Catholic World News News Feature
Evangelization in an Age of Conflict October 01, 2004
Back in May, a group of about 60 Hindu pilgrims descended on the shrine of Our Lady of Fatima in Portugal. Welcomed by the rector of the shrine, and with explicit permission from the Bishop of Leiria-Fatima, they held their own service there. Thanks to a Portuguese television report, we have a videotape record of a Hindu priest praying at the altar, in the chapel built on the site of the Virgin Mary's apparitions.
The performance of Hindu rites at a famous Catholic shrine shocked many Catholics. In November 2003, the president of the Pontifical Council for Inter-Religious Dialogue had assured a British newspaper: "There is no question of the Fatima sanctuary becoming an interfaith pilgrimage center." Six months later, there was indeed "no question;" it was an undeniable fact.
At Fatima in May, a helpful young Hindu woman told the Portuguese television audience that her group had come to pay homage to Our Lady of Fatima. That might have been reassuring—were it not for her explanation that the Virgin of Fatima was an image of the Hindu god Devi.
The past few decades have brought a series of similar shocks for loyal Catholics. We have seen shamans and witch-doctors praying for peace at (but—an important distinction—not inside) the basilica of St. Francis at Assisi. We have seen the Roman Pontiff kiss the Qu'ran. We have seen these things, and wondered: When does a display of respect for people of other faiths become an offense against the First Commandment's injunction: "You shall have no other gods before me." TWO EXTREMES
Among those who heard about the Hindu pilgrimage, reactions tended toward two polar extremes. (Here we are ignoring the ploys of clerical authorities who, despite the videotaped evidence, stubbornly denied that the events of May 5 had taken place.) Some Catholics saw the pagan presence at Fatima as an outrage that should never have been allowed. Others claimed that the Church should always open her doors to all peoples, regardless of their beliefs.
Each of these responses, we submit, is partially right, but mostly wrong.
Certainly pagans should not be allowed to worship their idols in the consecrated space of a Christian church. But they should be welcome to visit, and to learn more about our faith. We were all pagans once, before we were brought the waters of Baptism.
So it would be wrong to bar Hindus—or members of any other religious group—from a Catholic shrine. Yet it is equally wrong to greet them, professing our respect and fraternal love, and fail to share the great treasure that is the Catholic faith.

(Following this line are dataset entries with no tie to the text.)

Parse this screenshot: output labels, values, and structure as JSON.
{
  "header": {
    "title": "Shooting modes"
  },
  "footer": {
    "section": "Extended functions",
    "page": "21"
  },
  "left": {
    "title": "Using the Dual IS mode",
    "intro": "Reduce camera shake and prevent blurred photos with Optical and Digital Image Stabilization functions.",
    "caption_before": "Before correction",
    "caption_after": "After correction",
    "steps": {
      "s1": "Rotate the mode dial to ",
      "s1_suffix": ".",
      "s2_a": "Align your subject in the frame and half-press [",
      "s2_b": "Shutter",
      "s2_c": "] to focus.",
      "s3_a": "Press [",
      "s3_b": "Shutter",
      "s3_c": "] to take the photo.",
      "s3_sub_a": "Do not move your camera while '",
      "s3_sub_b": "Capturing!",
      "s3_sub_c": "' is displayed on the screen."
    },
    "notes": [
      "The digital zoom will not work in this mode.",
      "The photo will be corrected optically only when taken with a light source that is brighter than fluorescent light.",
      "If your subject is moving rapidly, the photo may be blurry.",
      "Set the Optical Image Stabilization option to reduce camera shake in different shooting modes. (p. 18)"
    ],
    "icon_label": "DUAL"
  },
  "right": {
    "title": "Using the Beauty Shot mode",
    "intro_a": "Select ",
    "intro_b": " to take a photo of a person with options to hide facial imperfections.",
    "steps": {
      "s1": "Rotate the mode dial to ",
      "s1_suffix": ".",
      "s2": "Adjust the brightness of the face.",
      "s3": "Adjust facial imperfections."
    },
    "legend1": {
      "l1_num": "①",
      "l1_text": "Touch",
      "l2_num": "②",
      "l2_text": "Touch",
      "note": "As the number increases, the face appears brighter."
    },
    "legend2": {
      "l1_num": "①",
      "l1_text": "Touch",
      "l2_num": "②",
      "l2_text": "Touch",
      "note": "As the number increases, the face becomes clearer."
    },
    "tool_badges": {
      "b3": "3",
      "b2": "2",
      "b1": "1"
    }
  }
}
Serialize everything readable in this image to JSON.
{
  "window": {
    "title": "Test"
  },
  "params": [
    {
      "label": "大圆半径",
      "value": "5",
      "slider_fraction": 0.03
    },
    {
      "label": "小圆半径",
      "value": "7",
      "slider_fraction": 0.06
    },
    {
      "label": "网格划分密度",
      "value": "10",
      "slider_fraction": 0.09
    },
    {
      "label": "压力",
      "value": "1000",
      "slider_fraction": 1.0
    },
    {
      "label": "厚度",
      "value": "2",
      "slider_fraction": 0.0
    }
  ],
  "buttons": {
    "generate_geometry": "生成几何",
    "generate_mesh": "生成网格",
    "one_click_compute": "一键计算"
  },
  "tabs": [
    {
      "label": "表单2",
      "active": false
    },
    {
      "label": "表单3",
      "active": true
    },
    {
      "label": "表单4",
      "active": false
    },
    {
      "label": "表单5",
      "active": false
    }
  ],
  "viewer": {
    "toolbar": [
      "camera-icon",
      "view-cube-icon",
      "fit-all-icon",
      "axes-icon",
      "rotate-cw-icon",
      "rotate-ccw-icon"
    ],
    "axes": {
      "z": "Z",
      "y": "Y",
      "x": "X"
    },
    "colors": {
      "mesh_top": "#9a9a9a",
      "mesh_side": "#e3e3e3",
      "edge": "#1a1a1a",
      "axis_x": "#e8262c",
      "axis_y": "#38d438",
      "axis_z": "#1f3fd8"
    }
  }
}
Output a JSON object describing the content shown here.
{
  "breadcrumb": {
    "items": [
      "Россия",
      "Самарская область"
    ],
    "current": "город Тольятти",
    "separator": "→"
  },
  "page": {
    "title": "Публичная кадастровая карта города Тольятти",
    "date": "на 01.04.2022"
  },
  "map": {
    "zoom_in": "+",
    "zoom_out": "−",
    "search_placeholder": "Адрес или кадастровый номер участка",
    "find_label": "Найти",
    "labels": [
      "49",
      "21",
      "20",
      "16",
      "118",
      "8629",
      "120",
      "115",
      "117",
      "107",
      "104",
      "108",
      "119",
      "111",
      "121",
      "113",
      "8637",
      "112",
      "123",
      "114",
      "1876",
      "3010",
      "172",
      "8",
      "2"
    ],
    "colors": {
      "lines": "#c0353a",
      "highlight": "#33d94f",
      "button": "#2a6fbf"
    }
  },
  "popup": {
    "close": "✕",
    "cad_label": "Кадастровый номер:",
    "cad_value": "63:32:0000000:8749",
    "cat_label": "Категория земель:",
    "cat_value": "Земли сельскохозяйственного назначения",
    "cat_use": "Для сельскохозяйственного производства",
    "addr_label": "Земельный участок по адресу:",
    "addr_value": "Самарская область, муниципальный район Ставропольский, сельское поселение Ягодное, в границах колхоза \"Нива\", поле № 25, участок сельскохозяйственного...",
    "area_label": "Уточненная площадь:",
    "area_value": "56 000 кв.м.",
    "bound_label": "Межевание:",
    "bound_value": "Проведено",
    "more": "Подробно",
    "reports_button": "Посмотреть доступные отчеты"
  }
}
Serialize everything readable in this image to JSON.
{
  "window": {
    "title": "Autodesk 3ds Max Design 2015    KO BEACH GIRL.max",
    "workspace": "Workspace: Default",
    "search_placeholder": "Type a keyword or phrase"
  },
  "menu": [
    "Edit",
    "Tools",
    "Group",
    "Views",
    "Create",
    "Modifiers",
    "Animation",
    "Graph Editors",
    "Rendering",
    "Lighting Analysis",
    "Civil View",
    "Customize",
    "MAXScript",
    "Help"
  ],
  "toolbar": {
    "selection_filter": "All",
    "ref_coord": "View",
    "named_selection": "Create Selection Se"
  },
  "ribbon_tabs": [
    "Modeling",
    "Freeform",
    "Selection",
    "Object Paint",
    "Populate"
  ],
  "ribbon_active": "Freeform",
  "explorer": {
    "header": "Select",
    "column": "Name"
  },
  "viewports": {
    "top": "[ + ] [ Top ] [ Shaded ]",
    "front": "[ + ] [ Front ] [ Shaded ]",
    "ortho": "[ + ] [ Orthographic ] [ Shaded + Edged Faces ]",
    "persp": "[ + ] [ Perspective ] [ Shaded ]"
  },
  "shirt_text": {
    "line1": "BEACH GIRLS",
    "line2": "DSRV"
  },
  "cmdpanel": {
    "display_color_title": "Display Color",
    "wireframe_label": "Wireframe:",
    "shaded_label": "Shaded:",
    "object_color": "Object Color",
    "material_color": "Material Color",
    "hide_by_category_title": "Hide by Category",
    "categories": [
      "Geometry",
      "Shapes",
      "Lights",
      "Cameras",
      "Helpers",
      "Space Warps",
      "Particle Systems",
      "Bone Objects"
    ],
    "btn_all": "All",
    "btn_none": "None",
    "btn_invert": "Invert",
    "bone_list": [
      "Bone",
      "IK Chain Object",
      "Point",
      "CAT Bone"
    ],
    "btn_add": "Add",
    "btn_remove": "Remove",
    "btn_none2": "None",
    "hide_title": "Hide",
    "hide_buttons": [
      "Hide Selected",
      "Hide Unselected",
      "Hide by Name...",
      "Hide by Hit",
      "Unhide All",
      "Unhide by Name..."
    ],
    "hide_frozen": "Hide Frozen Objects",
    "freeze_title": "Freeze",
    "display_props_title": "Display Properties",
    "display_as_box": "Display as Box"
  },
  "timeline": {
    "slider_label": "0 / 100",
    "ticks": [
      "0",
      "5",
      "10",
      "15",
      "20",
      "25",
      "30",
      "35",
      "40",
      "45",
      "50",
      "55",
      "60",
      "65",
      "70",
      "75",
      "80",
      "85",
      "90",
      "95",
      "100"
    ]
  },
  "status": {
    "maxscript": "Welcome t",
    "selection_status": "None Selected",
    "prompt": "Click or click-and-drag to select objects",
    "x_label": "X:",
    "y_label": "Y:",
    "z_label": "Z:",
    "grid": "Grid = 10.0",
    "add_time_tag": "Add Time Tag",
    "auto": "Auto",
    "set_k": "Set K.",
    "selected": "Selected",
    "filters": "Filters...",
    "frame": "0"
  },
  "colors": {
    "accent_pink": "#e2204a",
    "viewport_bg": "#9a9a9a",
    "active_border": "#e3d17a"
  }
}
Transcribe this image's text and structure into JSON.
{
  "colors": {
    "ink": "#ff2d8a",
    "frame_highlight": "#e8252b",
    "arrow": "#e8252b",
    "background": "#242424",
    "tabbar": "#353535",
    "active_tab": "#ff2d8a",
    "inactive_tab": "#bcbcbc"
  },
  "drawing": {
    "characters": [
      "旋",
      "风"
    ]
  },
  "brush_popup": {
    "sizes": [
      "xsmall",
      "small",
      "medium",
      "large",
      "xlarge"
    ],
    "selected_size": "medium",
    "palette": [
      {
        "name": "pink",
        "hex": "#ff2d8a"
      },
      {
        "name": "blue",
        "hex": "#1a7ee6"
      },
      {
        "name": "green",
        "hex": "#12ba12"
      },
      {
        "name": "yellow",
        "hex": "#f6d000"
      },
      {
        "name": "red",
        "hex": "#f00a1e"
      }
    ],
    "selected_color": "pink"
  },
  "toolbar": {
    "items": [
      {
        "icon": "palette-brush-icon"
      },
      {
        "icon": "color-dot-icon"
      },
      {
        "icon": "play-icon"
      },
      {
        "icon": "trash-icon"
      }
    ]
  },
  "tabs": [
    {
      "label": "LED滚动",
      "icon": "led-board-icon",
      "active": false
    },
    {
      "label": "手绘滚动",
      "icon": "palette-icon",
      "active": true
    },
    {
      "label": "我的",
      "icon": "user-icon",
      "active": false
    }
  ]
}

St. Francis Xavier, that great apostle to Asia, was vivid in his condemnation of pagan idols. Still, fired by Christian charity and zeal, he loved the idol-worshippers enough to correct them, instruct them, and bring thousands of them to the true faith. With the same sort of patient instruction, maybe some of the Hindus who came to Fatima looking for Devi might have realized that they had found something much greater: the Mother of God, Theotokos.
At the dawn of the third Christian millennium, the Church faces a renewed challenge from Islam, whose militant adherents are emboldened by their belief that they have a heavenly mandate to wipe out the "infidels." Sometimes Christians slip into the error of thinking that we, too, should seek to eliminate our adversaries. But our divine mandate is clear: not to destroy but to convert—to "make disciples of all nations."
Are we engaged in a worldwide war against all Muslims? Or should we be seeking "dialogue" with Islam, even in the face of atrocities? Thoughtful Christians should reject those alternatives, and look for a "third way"—an approach to Islam that emphasizes neither blind hatred nor bland acceptance. We are not the enemies of the Muslim people, as Islamic extremists portray us. We are their greatest friends, because we offer a priceless gift: the true faith, the only faith that brings salvation.
Archbishop Fulton Sheen predicted that the conversion of Islam would come through the intercession of Our Lady of Fatima. Portugal, he observed, was once Muslim territory, now returned to the faith; the very town of Fatima is named in honor of a Muslim woman who converted to Christianity. Islam reveres the Virgin Mary, but does not recognize her as the Mother of God. We have important lessons to teach our Muslim neighbors; we should invite them to listen.
When Muslim pilgrims come to the Fatima shrine, they should surely be welcomed. Better yet they should be asked to stay—not at Fatima, perhaps, but in the Catholic Church.
- Philip F. Lawler